Franz Ferdinand’s Alex Kapranos tests out their new album Thursday at Lee’s Palace.
Thu, Dec 4
FRANZ FERDINAND with BORN RUFFIANS at Lee's Palace Rating: NNN
When Franz Ferdinand last played Toronto nearly three years ago, Alex Kapranos moaned something about Ricoh Coliseum's massive crowd being "so far away." Audience intimacy wasn't an issue when the stylish Scots slipped into Lee's for a rare engagement, previewing material from their January-slated record, Tonight: Franz Ferdinand.
Kapranos looked a bit nervous playing new songs like croon-heavy Turn It On and propulsive first single Ulysses. Familiar tracks like This Fire, The Dark Of The Matinee or Take Me Out provided a rush of nostalgia; they sound handcuffed to another era despite being only four years old. How can good songs go out of date so fast?
The Strokes will tell you what it's like to go from knowing you're the coolest band everyone likes to being unsure where you fit amongst fast-changing music tastes. Franz are too talented to dismiss as done, and their shows, as Thursday proved, remain high-energy, but it's not unrealistic to assume those Ricoh days are gone and more settings like Lee's await.
BEAT SOURCE at the Silver Dollar Rating: NNNN
A full house turned out for the second monthly Beat Source showcase featuring Rich Kidd, Gigz, Fresh Kilz, Mantis, Big Pops, Buttafingaz, Fraction and ProLogic. But the highlight was Marco Polo and DJ Linx, who dropped bomb beat after bomb beat, mixing the old with the new, the known and the unknown.

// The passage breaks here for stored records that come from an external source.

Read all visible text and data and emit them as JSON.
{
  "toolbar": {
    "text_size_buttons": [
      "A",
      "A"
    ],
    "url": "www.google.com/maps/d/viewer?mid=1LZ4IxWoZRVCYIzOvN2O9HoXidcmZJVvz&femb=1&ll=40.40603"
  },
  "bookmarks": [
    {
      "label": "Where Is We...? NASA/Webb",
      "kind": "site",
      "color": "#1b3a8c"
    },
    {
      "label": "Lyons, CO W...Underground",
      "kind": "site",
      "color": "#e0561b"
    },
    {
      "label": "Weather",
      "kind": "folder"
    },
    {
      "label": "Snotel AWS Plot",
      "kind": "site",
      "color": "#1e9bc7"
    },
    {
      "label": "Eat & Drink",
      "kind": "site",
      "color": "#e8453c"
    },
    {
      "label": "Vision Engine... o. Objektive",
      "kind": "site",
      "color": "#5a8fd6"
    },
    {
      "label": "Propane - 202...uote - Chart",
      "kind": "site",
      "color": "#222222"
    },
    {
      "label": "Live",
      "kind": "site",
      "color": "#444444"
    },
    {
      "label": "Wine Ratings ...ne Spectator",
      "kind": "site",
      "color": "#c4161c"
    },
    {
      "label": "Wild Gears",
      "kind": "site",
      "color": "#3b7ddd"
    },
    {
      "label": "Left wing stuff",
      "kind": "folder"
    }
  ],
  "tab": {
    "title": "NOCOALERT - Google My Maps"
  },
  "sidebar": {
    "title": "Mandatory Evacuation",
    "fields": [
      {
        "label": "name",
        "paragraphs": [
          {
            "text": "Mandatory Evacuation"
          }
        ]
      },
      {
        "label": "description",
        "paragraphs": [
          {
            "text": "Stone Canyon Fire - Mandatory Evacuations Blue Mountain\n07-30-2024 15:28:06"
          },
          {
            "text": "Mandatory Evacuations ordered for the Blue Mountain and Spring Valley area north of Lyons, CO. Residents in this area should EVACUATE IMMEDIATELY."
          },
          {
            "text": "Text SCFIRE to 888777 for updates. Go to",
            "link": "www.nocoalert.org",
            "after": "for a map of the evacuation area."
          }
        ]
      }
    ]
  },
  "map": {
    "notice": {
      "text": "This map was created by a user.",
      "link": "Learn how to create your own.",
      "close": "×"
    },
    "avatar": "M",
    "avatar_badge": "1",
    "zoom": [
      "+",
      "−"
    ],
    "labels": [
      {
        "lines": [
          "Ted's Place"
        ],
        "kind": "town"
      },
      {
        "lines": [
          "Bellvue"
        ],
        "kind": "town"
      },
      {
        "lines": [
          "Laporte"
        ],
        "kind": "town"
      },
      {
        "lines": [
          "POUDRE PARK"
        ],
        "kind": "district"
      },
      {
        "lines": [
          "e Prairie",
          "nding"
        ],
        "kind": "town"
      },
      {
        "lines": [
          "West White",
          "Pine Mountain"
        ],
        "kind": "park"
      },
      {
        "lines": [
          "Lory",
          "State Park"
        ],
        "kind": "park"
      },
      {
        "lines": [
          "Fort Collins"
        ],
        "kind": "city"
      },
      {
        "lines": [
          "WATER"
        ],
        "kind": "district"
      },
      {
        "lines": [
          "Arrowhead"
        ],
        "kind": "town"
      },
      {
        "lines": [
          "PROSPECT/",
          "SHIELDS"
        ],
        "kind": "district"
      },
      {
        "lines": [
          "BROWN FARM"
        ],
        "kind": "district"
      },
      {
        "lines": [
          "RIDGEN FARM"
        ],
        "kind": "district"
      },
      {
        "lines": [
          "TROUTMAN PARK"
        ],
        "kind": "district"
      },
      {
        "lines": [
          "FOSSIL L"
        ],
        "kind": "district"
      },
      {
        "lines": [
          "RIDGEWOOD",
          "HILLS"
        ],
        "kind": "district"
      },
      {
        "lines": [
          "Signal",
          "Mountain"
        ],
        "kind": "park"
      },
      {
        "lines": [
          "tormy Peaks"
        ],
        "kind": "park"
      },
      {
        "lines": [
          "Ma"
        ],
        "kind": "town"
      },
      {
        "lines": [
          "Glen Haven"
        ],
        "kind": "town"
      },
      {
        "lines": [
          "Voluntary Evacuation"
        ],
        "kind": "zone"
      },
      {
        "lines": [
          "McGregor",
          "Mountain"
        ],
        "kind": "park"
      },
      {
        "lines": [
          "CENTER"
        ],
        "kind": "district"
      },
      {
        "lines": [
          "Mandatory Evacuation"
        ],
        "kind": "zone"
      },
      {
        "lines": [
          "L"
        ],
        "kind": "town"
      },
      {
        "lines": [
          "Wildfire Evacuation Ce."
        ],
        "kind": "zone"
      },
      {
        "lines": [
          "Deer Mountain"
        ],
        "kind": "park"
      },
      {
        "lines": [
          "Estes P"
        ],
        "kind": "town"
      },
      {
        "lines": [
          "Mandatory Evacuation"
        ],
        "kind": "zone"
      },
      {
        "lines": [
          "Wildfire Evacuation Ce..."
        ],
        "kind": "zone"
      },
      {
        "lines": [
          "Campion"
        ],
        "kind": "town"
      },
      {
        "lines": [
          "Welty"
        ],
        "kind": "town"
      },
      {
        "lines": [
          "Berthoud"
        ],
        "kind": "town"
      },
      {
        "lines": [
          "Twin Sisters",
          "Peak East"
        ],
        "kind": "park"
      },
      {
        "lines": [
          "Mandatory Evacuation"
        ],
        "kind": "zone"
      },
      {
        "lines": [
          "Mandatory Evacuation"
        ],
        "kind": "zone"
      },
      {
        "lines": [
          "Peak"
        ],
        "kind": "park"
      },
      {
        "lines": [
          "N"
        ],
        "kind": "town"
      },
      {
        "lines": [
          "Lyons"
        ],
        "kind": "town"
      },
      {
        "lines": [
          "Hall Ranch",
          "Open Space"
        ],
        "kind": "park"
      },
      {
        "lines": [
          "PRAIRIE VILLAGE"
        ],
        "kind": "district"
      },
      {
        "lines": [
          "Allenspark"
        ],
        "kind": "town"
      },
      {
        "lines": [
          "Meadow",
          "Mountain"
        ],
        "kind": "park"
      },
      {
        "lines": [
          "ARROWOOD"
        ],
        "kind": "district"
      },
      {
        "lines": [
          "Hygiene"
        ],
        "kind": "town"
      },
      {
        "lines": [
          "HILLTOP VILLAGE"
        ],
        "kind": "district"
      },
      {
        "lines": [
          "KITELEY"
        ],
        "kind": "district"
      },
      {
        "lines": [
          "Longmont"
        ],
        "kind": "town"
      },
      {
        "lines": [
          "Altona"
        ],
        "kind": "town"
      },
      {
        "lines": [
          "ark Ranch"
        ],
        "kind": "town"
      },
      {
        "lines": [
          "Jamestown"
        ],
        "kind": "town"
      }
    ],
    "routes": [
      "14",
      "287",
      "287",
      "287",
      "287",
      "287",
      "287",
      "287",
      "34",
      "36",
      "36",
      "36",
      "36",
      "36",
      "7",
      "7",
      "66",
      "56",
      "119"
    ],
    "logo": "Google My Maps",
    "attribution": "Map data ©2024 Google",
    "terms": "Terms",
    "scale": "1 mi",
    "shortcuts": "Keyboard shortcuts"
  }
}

Polo on his MPC and Linx on the turntables interestingly created a "Polo vs. Polo" beat battle that was entertaining if anti-climactic because the winner was obvious. As Big L's Put It On faded out, the crowd dispersed, satisfied by what will hopefully become a hip-hop tradition.
Fri, Dec 5
THE KING KHAN & BBQ SHOW at Lee's Palace Rating: NNN
Word was that King Khan and his longtime sidekick Mark "BBQ" Sultan had just finished their latest recording, so there was some anticipation that the soul-stompin' garage duo might unleash a thrillingly new sound. Although King Khan's showy stagewear looked promising (stretchy hot pants, silver veil, Cleopatra wig), and a few new frat pounders were thrown out during the course of their hour-long blast, the show was essentially Deja Voodoo all over again.
The fact that they both remained static while slashing at their guitars did little to sell their rhythmically and dynamically limited tunes. After inviting up a couple of non-dancers from the audience to shake their vintage flapper fringes as Max Danger of Deadly Snakes infamy slapped a tambourine in the background for an encore, King Khan turned about-face, mooned the audience and walked off with BBQ, neither of them having broken a sweat.
Sat, Dec 6
QUEST FOR FIRE at Sonic Boom Rating: NNN
Local stoner rock band Quest for Fire's afternoon set got off to a rocky start when their first tune broke down halfway through. In a wise move, they treated it as a sound check and left the stage for 10 minutes before starting the real show. Loosened up properly by then, they roared through a sludgy set of dirty psych metal, entertaining a crowd that spanned a surprisingly large age range.
Former Deadly Snakes drummer Andrew "Gunn" Moszynski turns out to be a surprisingly creative lead guitarist, and the band brought some math rock intricacy to their fuzzed-out blues riffs. They could make their shows more accessible by trading the hair-in-the-face shoegazing for a crazed frontman prowling the stage, but it's debatable whether they'd actually want that.
BOX OF KITTENS at a secret location Rating: NNNN
The Box Of Kittens parties started out as semi-private loft jams but have grown into something much more substantial over the last year, as this event proved. Sure, they're still promoted by word of mouth and you need to RSVP to get in (helps keep out the riff-raff, y'know), but this two-room throwdown featuring Detroit/Berlin producer/DJ Seth Troxler playing his first-ever Toronto set was definitely on a larger scale, without any loss of the original parties' appeal.
Troxler has had a great year on the production front, and his profile was recently raised by his inclusion on Matthew Dear's newest Body Language DJ mix CD. What comes out more in the live setting is the odd space he occupies between icy minimal techno and warm soulful house. It went over like a charm with the late-night crowd.